January 23, 2012

 Run For The Money

A new company has found philanthropy in sports gambling 

In June, when Walter Dix, Justin Gatlin and Khadevis Robinson line up at the U.S. Olympic Trials in Eugene, Ore., they will be sprinting for more than a spot in London. Each will be trying to win a bet that could reap thousands of dollars for charity.

The trio has partnered with Charity Bets, a nonprofit that has athletes set goals and then allows donors to wager on them. In the case of Dix (below), donors can give a certain amount to his charity if he finishes in the top three, and less if he falls short.

The program started with Dave Maloney, 32, and Marc Hodulich, 31, two old Auburn track teammates and each the son of a breast cancer survivor. Looking for a new way to raise money for cancer research—and capitalizing on what Maloney calls “a culture of betting and assessing risk”—the pair began taking similar bets in 2009 for a Wall Street athletic competition.

In November they took the idea mainstream, as Charity Bets, and last weekend it paid off as U.S. Olympic marathon trials winner Meb Keflezighi earned more than $1,000 for his Meb Foundation (page 27). It was the first major event for Charity Bets, which aims to expand to include team sports. “I think we’re on the cusp [of something big],” Maloney says of the organization.

Bet on it.

This was posted 2 years ago. It has 2 notes. .
gambling vs. CharityBets.  (con’t)
The House.  In gambling, there is an entity often referred to as ‘the house’ which collects all money wagered, keeps that money if a wager is incorrect, and distributes money to a person if his/her wager is correct.  
With CharityBets, there is no house.  Remember, a charitybet is a performance-based donation.  No matter what, the person placing the charitybet is always making a donation.  If your team loses, you may donate less than expected.  If your team wins, you may donate more.  Regardless, you’re making a donation - the amount of which is finalized after the result of an athletic event is known.

gambling vs. CharityBets.  (con’t)

The House.  In gambling, there is an entity often referred to as ‘the house’ which collects all money wagered, keeps that money if a wager is incorrect, and distributes money to a person if his/her wager is correct.  

With CharityBets, there is no house.  Remember, a charitybet is a performance-based donation.  No matter what, the person placing the charitybet is always making a donation.  If your team loses, you may donate less than expected.  If your team wins, you may donate more.  Regardless, you’re making a donation - the amount of which is finalized after the result of an athletic event is known.

This was posted 2 years ago. It has 1 note. .
Sports have always been judged by wins and losses. It [sports] will now also be judged by dollars raised.

Marc Hodulich, co-Founder

CharityBets.com

This was posted 2 years ago. It has 0 notes.

gambling vs. CharityBets. The difference?

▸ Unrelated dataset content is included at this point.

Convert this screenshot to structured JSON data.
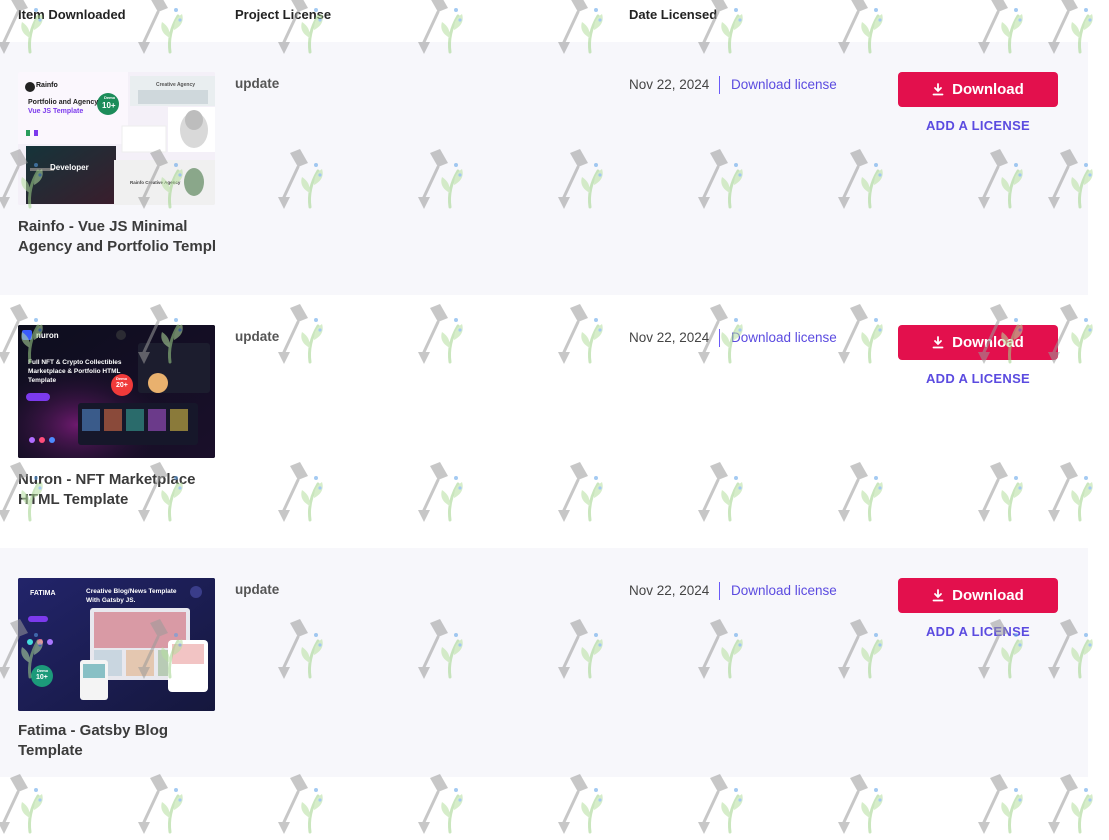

To many, this is the first you’re reading about CharityBets.  For a few, you know about the coming paradigm shift, so for you, we’ll borrow a line from S-dot-Carter, “allow me to reintroduce myself, my name is…”

What’s CharityBets?  It is performance-based donating.  Done online.  Through proprietary technology that actually makes donating fun.  Yup, imagine that.

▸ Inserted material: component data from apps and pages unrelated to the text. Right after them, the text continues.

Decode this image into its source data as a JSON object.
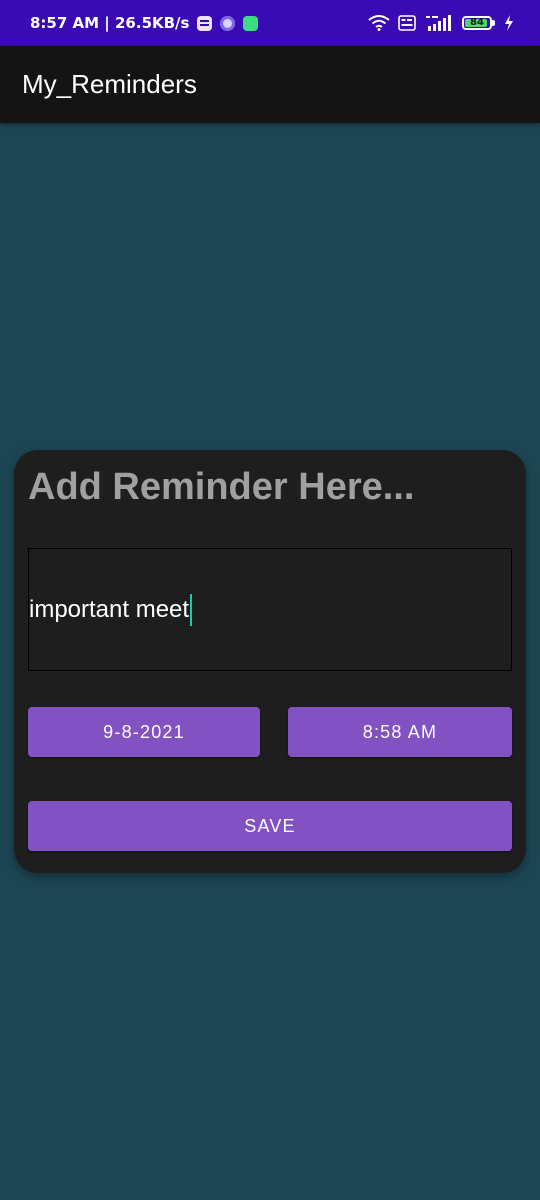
{
  "status_bar": {
    "time_speed": "8:57 AM | 26.5KB/s",
    "notification_icons": [
      "message-icon",
      "circle-app-icon",
      "android-icon"
    ],
    "network_label": "4G+",
    "volte_label": "Vo LTE",
    "battery_level": "84",
    "charging": true
  },
  "app_bar": {
    "title": "My_Reminders"
  },
  "card": {
    "heading": "Add Reminder Here...",
    "reminder_input": {
      "value": "important meet",
      "placeholder": ""
    },
    "date_button_label": "9-8-2021",
    "time_button_label": "8:58 AM",
    "save_button_label": "SAVE"
  },
  "colors": {
    "status_bar": "#3a0ab4",
    "app_bar": "#141414",
    "background": "#1d4654",
    "card": "#1e1e1e",
    "button": "#8251c2",
    "cursor": "#19c9b0"
  }
}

Key differences from gambling?  First, nobody would ever charitybet instead of gamble if that person’s intent was to make money.  Because nobody ever wins, or loses, money by charitybetting.  The beneficiary of a charitybet can only be a recognized charitable organization.  By “recognized” we mean a 501c3 organization.  Bottom line; you can’t win, or lose, money by charitybetting.  

Let’s leave it there for now.  Another teaspoon of knowledge drops tomorrow.  ’til then, here’s a picture of U.S. Olympic Marathon Trials champ, Meb Keflezighi.  Yup, he uses CharityBets.  

This was posted 2 years ago. It has 0 notes.
Bet on Olympic athletes? This way, it’s OK

Bet on Olympic athletes? This way, it’s OK

This was posted 2 years ago. It has 1 note. .